This week we're on our family vacation.  We take it after everyone goes back to school.  The vacation rental home is far cheaper and it saves us a lot of money.  We actually like the weather better, as well.  Each day, I've gotten to sit and be with my kids.  I love them.  I love the time I get to have with them.  I love climbing on the rocks with them and seeing them set off air rockets.  I love listening to them play paper dolls and legos.  I love hiking with them and eating new foods together.  I realize that I get to spend a lot of time with my kids because we homeschool.  It's not always easy time like these memories.  But, I don't think I would trade any of it.  

Homeschooling is a good fit for our family--for me, my husband, and our children.  But, I don't want to homeschool out of fear.  God doesn't call us to be afraid.  Instead he calls us to be strong and not to be dismayed or afraid. We are preparing our kids for what lies ahead for them... in the world.  


Kim said...
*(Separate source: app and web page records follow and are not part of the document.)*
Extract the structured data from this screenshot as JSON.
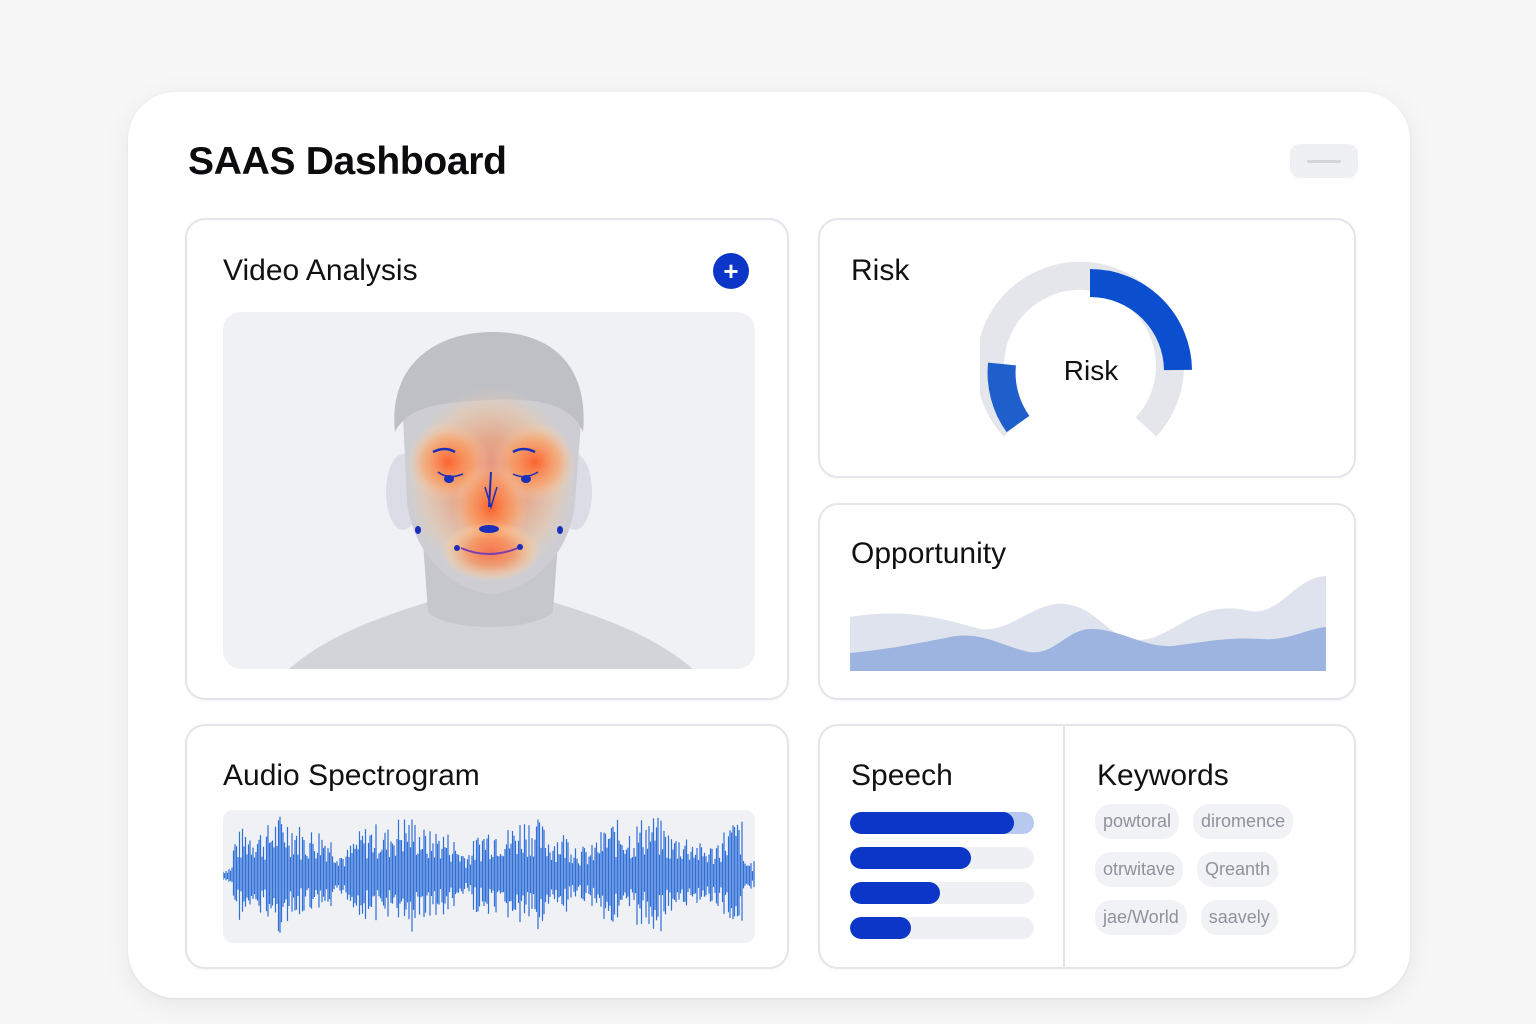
{
  "header": {
    "title": "SAAS Dashboard",
    "menu_icon": "minus-icon"
  },
  "video_analysis": {
    "title": "Video Analysis",
    "add_icon": "plus-icon",
    "add_label": "+"
  },
  "risk": {
    "title": "Risk",
    "gauge_label": "Risk",
    "accent": "#0b4fcf",
    "track": "#e4e6eb"
  },
  "opportunity": {
    "title": "Opportunity",
    "series_colors": [
      "#dfe3ed",
      "#9db4e0"
    ]
  },
  "audio": {
    "title": "Audio Spectrogram",
    "wave_color": "#2f6fd8"
  },
  "speech": {
    "title": "Speech",
    "levels": [
      0.89,
      0.66,
      0.49,
      0.33
    ],
    "bar_color": "#0b36c8"
  },
  "keywords": {
    "title": "Keywords",
    "chips": [
      [
        "powtoral",
        "diromence"
      ],
      [
        "otrwitave",
        "Qreanth"
      ],
      [
        "jae/World",
        "saavely"
      ]
    ]
  }
}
Every day I send my kids to our public school terrified that I am doing the wrong thing. I see so clearly the different world view and the influence it is having on my girls. And I want to hide. I think you are right that you need to prepare your children for whatever the future holds. But I also think it is appropriate to shield them from the world for as long as possible. I can't shake the feeling that I am sending my precious children into the lions den every day. At their ages there is no way that they can effectively handle the attacks on their faith, an yet that is what we expect of our public schooled children.
I'm not sure of my point here. Other than to say sometimes there are things to be afraid of.

Anne said...

We do expect that of our public schooled children. You're right. And yes, I agree that sometimes there are things to be afraid of. I was just thinking that tonight... There is good fear--like the fear that keeps us from touching a burning pot. And there is bad fear that makes us hide our heads in the sand. Sometimes I think it's hard to tell which is which, but I was thinking tonight that there is good and bad fear.

Kim said...

Yes. Good fear leads to wisdom. If I touch a hot pot I will get burned, so I won't touch that pot. And putting our heads in the sand is not an acceptable reaction either. We are commanded to trust and fear not. But we are not promised that everything will be nice and good along the way.
The more I am in the public school system the more I worry about my children. Every aspect of their faith is under assault from as early as Kindergarten. Evolution, sex ed, norming of homosexuality. Not to mention the necessary separation of parent and child and consequent fracturing of families.

It is very hard to tell the difference between good fear and bad fear.